ALAN Foster insisted he had no intention of quitting his role – or restoring services to Hartlepool – despite coming under fire from all sides.
A public meeting at Hartlepool’s Central Library descended into farce last week when scores of people were locked out.
But Mr Foster found out exactly what the people of the town thought of him when he faced them at the Town Hall Theatre.
And despite repeated calls for him to quit, he was adamant that anyone who did his job would face the same problems.
He said: “We have been trying to deliver the new hospital for six years now.
“All we have ever tried to do is look to the future and bring world class facilities to the area.
“We need to attract high calibre staff, and whether you like it or not, we are competing with other trusts across the country and the North East at Newcastle.
“We need to sustain and keep services, and anything other than a new hospital is second best.
“As for services coming back to Hartlepool, you know how the system works, we will not be able to bring services back.
“They have already been centralised, we cannot run services over two sites.
“At the end of the day, nobody wants to close services, but these sort of decisions are being made across the country.
“This is not just a Hartlepool issue. We have to provide the best outcome.
“We would love to bring services back, but we just cannot get the staff.

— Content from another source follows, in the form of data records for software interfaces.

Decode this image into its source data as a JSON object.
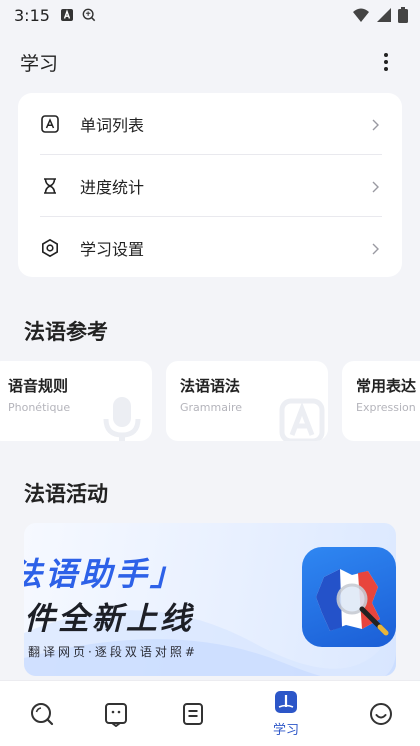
{
  "status_bar": {
    "time": "3:15",
    "icons": [
      "notification-a-icon",
      "translate-icon",
      "wifi-icon",
      "signal-icon",
      "battery-icon"
    ]
  },
  "header": {
    "title": "学习",
    "more_icon": "more-vertical-icon"
  },
  "menu": [
    {
      "label": "单词列表",
      "icon": "letter-a-icon"
    },
    {
      "label": "进度统计",
      "icon": "hourglass-icon"
    },
    {
      "label": "学习设置",
      "icon": "settings-hexagon-icon"
    }
  ],
  "reference": {
    "title": "法语参考",
    "cards": [
      {
        "title": "语音规则",
        "subtitle": "Phonétique",
        "icon": "microphone-icon"
      },
      {
        "title": "法语语法",
        "subtitle": "Grammaire",
        "icon": "letter-a-icon"
      },
      {
        "title": "常用表达",
        "subtitle": "Expression",
        "icon": "chat-icon"
      }
    ]
  },
  "activities": {
    "title": "法语活动",
    "banner": {
      "line1": "法语助手」",
      "line2": "件全新上线",
      "line3": "翻译网页·逐段双语对照#"
    }
  },
  "tab_bar": {
    "items": [
      {
        "name": "search",
        "icon": "search-icon",
        "label": ""
      },
      {
        "name": "chat",
        "icon": "chat-bubble-icon",
        "label": ""
      },
      {
        "name": "notes",
        "icon": "notes-icon",
        "label": ""
      },
      {
        "name": "study",
        "icon": "book-icon",
        "label": "学习",
        "active": true
      },
      {
        "name": "me",
        "icon": "smiley-icon",
        "label": ""
      }
    ]
  },
  "colors": {
    "accent": "#2c56c8",
    "background": "#f3f4f8",
    "banner_blue": "#2d61e8"
  }
}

“Any new chief executive would find themselves in exactly the same position as I am.”
There were ironic laughs as he added: “The reality is I am on your side.
“But I cannot deliver two hospitals on two sites.
“There isn’t the resource to do that.”
Speaking to the Mail afterwards, Mr Foster said he was not shocked by the animosity shown towards him by both the public and the councillors.
But he insisted the decision to shift services down the A19 was not one that he took.
He said: “The North Tees decision was made many years ago.
“Centralisation wasn’t my decision. It was taken on advice from clinical experts.
“The gripe is with the movement of services, but what people need to realise is we do what the doctors tell us.
“Changes are made when the doctors tell us it is no longer safe to continue.
“It would be great if we could put everything back, but the world has changed.
“The public think we run all of the health services, but we’re not responsible for GPs or One Life or social care.
“We just relate to the hospital, but it has become complex.
“We want the best.
“But I will continue to say it: Services will never come back to Hartlepool.”